(Records contained in a dataset)
------------------------------------------------------------
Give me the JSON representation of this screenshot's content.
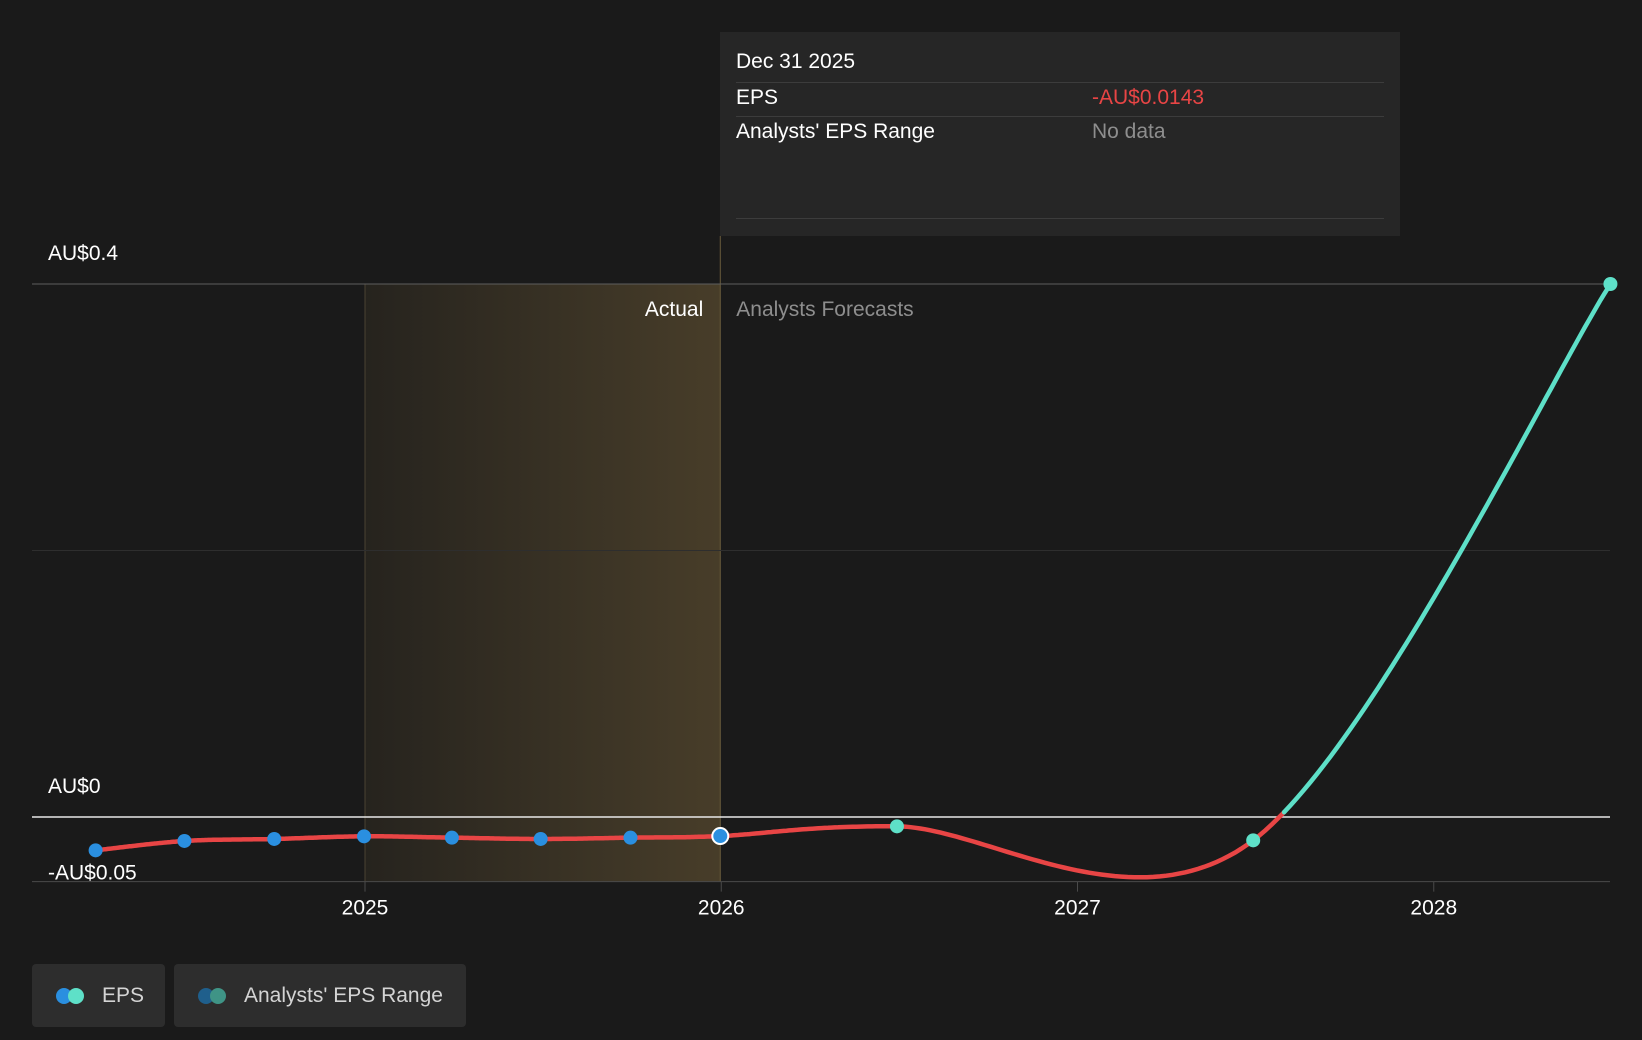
{
  "colors": {
    "background": "#1a1a1a",
    "eps_actual": "#2a8fe0",
    "eps_forecast": "#5ee0c8",
    "negative_line": "#e84545",
    "negative_value": "#e84545",
    "range_blue": "#1f5f8c",
    "range_teal": "#3f9486",
    "actual_band": "#4a3f2a"
  },
  "tooltip": {
    "date": "Dec 31 2025",
    "rows": [
      {
        "label": "EPS",
        "value": "-AU$0.0143"
      },
      {
        "label": "Analysts' EPS Range",
        "value": "No data"
      }
    ]
  },
  "region_labels": {
    "actual": "Actual",
    "forecast": "Analysts Forecasts"
  },
  "legend": [
    {
      "label": "EPS",
      "icon": "eps-dots-icon"
    },
    {
      "label": "Analysts' EPS Range",
      "icon": "range-dots-icon"
    }
  ],
  "chart_data": {
    "type": "line",
    "title": "",
    "xlabel": "",
    "ylabel": "",
    "x_ticks": [
      "2025",
      "2026",
      "2027",
      "2028"
    ],
    "y_tick_labels": [
      "AU$0.4",
      "AU$0",
      "-AU$0.05"
    ],
    "ylim": [
      -0.05,
      0.4
    ],
    "grid": true,
    "actual_band": [
      "2025-01-01",
      "2025-12-31"
    ],
    "series": [
      {
        "name": "EPS",
        "points": [
          {
            "x": "2024-03-31",
            "y": -0.025,
            "kind": "actual"
          },
          {
            "x": "2024-06-30",
            "y": -0.018,
            "kind": "actual"
          },
          {
            "x": "2024-09-30",
            "y": -0.0165,
            "kind": "actual"
          },
          {
            "x": "2024-12-31",
            "y": -0.0145,
            "kind": "actual"
          },
          {
            "x": "2025-03-31",
            "y": -0.0155,
            "kind": "actual"
          },
          {
            "x": "2025-06-30",
            "y": -0.0165,
            "kind": "actual"
          },
          {
            "x": "2025-09-30",
            "y": -0.0155,
            "kind": "actual"
          },
          {
            "x": "2025-12-31",
            "y": -0.0143,
            "kind": "actual"
          },
          {
            "x": "2026-06-30",
            "y": -0.007,
            "kind": "forecast"
          },
          {
            "x": "2027-06-30",
            "y": -0.0175,
            "kind": "forecast"
          },
          {
            "x": "2028-06-30",
            "y": 0.4,
            "kind": "forecast"
          }
        ]
      }
    ]
  }
}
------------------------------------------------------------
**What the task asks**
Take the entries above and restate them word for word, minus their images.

**Answer space**
Give me the JSON representation of this screenshot's content.
{
  "colors": {
    "background": "#1a1a1a",
    "eps_actual": "#2a8fe0",
    "eps_forecast": "#5ee0c8",
    "negative_line": "#e84545",
    "negative_value": "#e84545",
    "range_blue": "#1f5f8c",
    "range_teal": "#3f9486",
    "actual_band": "#4a3f2a"
  },
  "tooltip": {
    "date": "Dec 31 2025",
    "rows": [
      {
        "label": "EPS",
        "value": "-AU$0.0143"
      },
      {
        "label": "Analysts' EPS Range",
        "value": "No data"
      }
    ]
  },
  "region_labels": {
    "actual": "Actual",
    "forecast": "Analysts Forecasts"
  },
  "legend": [
    {
      "label": "EPS",
      "icon": "eps-dots-icon"
    },
    {
      "label": "Analysts' EPS Range",
      "icon": "range-dots-icon"
    }
  ],
  "chart_data": {
    "type": "line",
    "title": "",
    "xlabel": "",
    "ylabel": "",
    "x_ticks": [
      "2025",
      "2026",
      "2027",
      "2028"
    ],
    "y_tick_labels": [
      "AU$0.4",
      "AU$0",
      "-AU$0.05"
    ],
    "ylim": [
      -0.05,
      0.4
    ],
    "grid": true,
    "actual_band": [
      "2025-01-01",
      "2025-12-31"
    ],
    "series": [
      {
        "name": "EPS",
        "points": [
          {
            "x": "2024-03-31",
            "y": -0.025,
            "kind": "actual"
          },
          {
            "x": "2024-06-30",
            "y": -0.018,
            "kind": "actual"
          },
          {
            "x": "2024-09-30",
            "y": -0.0165,
            "kind": "actual"
          },
          {
            "x": "2024-12-31",
            "y": -0.0145,
            "kind": "actual"
          },
          {
            "x": "2025-03-31",
            "y": -0.0155,
            "kind": "actual"
          },
          {
            "x": "2025-06-30",
            "y": -0.0165,
            "kind": "actual"
          },
          {
            "x": "2025-09-30",
            "y": -0.0155,
            "kind": "actual"
          },
          {
            "x": "2025-12-31",
            "y": -0.0143,
            "kind": "actual"
          },
          {
            "x": "2026-06-30",
            "y": -0.007,
            "kind": "forecast"
          },
          {
            "x": "2027-06-30",
            "y": -0.0175,
            "kind": "forecast"
          },
          {
            "x": "2028-06-30",
            "y": 0.4,
            "kind": "forecast"
          }
        ]
      }
    ]
  }
}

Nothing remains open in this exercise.